This Theory About Scarlet Witch In 'WandaVision' Is A Lot To Take In

by Ani Bundel

Marvel's Phase 4 is going to be densely packed, with the first two years seeing 10 titles released in rapid succession. The reason so many titles will come so fast is because, for the first time, Marvel won't be confined to the movie theaters. Instead, five of the new projects will be limited TV series airing on the new Disney+ streaming service, featuring actors from the big screen franchise as the title characters. However, as this theory about Scarlet Witch in WandaVision shows, this will be a complex undertaking.

When Marvel launched Phase 2 in 2013, it was riding high on the success of 2012's The Avengers, which was the highest-grossing film ever at the time. It created the "Marvel TV" division, and Agents of S.H.I.E.L.D. for Disney's ABC network. Starring Clark Gregg, who has played Phil Coulson since 2008's Iron Man, the series attempted to tie the series in with the franchise on the big screen.

It failed. Screenwriter Joss Whedon refused to play along, and friction developed quickly. But one cannot take a 22-episode series that runs September to May and have it gracefully tie in to three movies a year, which come at odd times in the network schedule.
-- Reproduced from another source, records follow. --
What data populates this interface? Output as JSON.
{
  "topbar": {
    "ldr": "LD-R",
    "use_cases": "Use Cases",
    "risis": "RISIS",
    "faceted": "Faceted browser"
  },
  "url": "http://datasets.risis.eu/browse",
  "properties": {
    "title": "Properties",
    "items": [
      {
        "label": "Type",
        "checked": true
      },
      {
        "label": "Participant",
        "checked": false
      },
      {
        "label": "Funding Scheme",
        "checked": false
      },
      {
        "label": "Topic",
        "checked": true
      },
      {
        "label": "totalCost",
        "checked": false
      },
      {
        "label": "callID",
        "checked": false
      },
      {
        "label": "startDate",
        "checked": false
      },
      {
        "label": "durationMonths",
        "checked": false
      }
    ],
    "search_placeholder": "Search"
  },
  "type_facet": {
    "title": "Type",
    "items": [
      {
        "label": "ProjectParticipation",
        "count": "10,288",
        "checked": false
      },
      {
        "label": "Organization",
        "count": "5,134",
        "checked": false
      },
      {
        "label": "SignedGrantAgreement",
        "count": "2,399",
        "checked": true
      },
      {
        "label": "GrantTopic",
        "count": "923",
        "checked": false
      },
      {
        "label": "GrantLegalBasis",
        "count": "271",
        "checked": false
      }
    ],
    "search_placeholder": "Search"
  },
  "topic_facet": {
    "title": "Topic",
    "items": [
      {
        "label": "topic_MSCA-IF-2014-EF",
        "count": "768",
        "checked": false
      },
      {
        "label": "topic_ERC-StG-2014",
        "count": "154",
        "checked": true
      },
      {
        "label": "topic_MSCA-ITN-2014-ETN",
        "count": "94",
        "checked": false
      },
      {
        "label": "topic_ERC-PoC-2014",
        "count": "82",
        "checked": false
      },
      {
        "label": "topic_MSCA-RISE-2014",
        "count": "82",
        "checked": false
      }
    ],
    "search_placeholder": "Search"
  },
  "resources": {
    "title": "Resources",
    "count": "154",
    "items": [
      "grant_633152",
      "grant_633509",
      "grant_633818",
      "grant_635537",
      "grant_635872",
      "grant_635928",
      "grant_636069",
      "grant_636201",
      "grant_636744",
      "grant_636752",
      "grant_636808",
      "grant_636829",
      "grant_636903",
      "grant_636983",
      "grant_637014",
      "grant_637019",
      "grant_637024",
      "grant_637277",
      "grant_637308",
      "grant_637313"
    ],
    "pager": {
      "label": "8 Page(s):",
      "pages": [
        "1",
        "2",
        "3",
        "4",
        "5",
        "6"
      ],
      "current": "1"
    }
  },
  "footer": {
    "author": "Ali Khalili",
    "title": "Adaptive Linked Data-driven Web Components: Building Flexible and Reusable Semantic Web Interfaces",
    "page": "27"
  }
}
That's where WandaVision and Disney+ come in. During the San Diego Comic-Con presentation, actress Elizabeth Olsen revealed the spring 2021 release date was so the limited series could lead into Doctor Strange in the Multiverse of Madness on May 7, 2021.


But how exactly does that work? One theory suggests WandaVision could be basing itself off the "House of M" comic, where the character rewrites time. Wanda Maximoff, aka the Scarlet Witch, is one of the most powerful figures in the Marvel Cinematic Universe. Infinity War touched on it when Okoye asked why she wasn't on the battlefield from the beginning, but it hasn't been explored much.

It would also explain the discrepancy between reports WandaVision is set in the 1950s and post-Avengers: Endgame, when Vision is dead. If both are true, then Wanda may be trying to rewrite time to bring Vision back, hiding him in a spot out of time.


One Redditor, u/hiero_, suggests that the inability to deal with reality drives her over the edge.

Wanda goes to the past with Vision and builds the life she wanted with him from scratch. It's pitched as a psychological thriller as Wanda slowly descends into insanity throughout the story. In the comics, this story arc ends with the twist that Wanda fabricated an illusion for herself all along and none of it was real.

In her grief, Wanda then shatters the timeline into millions of multiverses, which would make her the antagonist for Dr. Strange's sequel. But her actions could also lead to a long-awaited development in the MCU:

Wanda loses her mind and changes reality. Doctor Strange is the only one who can stop/save her. Mutants are created as a result.

In the comics, Wanda was an X-Men character. The MCU had to alter her backstory to bring her into the franchise. Having her "create" mutants would be a perfect way to correct the MCU. It would put her back where she belongs, and introduce the X-Men into the MCU all at the same time.